■ Records for this exercise
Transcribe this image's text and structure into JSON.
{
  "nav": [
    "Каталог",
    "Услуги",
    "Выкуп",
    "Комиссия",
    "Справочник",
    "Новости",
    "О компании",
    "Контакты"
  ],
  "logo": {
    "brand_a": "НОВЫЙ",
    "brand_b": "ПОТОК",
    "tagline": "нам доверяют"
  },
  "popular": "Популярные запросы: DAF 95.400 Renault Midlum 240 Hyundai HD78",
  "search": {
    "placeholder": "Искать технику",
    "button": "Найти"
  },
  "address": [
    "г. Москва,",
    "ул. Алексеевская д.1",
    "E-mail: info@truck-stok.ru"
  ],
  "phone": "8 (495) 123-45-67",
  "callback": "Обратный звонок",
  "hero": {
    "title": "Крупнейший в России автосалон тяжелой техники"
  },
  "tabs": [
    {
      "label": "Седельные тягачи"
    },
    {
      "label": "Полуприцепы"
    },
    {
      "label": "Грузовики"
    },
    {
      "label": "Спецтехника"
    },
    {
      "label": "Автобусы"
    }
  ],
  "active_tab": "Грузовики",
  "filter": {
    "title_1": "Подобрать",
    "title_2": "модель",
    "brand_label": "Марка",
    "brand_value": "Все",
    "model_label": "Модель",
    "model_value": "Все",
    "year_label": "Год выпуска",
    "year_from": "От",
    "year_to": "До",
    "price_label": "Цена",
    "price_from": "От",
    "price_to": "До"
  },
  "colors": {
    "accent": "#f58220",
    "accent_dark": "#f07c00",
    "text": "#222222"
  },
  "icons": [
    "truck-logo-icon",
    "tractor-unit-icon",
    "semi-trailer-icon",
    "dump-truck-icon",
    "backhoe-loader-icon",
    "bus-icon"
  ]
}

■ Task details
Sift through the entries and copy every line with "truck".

■ Answer to the problem
    "E-mail: info@truck-stok.ru"
    "truck-logo-icon",
    "dump-truck-icon",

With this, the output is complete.